(Beginning of EXERCISE MATERIAL)

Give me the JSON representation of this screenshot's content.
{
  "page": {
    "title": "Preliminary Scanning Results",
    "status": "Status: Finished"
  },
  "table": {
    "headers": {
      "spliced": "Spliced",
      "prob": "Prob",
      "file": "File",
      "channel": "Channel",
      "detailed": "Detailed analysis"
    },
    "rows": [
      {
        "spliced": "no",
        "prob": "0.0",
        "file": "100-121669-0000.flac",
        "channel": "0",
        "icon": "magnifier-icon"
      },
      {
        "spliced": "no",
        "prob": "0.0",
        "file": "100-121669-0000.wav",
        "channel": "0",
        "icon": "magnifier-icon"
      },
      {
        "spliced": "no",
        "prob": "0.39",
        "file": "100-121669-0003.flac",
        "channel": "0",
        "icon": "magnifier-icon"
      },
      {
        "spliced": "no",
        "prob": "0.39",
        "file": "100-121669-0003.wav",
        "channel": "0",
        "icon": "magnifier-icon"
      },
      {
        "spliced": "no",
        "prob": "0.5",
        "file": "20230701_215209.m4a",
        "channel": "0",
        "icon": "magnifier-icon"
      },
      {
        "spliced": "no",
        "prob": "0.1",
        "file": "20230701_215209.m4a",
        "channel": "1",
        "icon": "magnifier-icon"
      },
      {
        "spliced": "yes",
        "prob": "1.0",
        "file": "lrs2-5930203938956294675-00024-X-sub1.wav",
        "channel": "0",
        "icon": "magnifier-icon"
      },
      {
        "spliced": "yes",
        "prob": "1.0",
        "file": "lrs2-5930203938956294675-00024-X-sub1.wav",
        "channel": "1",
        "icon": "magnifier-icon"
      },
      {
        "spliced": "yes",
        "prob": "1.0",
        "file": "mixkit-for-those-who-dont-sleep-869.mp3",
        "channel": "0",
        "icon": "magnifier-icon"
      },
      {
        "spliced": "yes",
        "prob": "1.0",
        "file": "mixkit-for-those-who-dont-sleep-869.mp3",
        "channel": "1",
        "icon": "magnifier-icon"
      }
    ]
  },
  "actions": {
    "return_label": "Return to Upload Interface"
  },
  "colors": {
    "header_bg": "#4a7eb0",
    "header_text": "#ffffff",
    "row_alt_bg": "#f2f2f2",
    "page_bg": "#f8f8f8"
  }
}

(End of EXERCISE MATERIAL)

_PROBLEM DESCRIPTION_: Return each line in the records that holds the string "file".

_ANSWER BOX_:
      "file": "File",
        "file": "100-121669-0000.flac",
        "file": "100-121669-0000.wav",
        "file": "100-121669-0003.flac",
        "file": "100-121669-0003.wav",
        "file": "20230701_215209.m4a",
        "file": "20230701_215209.m4a",
        "file": "lrs2-5930203938956294675-00024-X-sub1.wav",
        "file": "lrs2-5930203938956294675-00024-X-sub1.wav",
        "file": "mixkit-for-those-who-dont-sleep-869.mp3",
        "file": "mixkit-for-those-who-dont-sleep-869.mp3",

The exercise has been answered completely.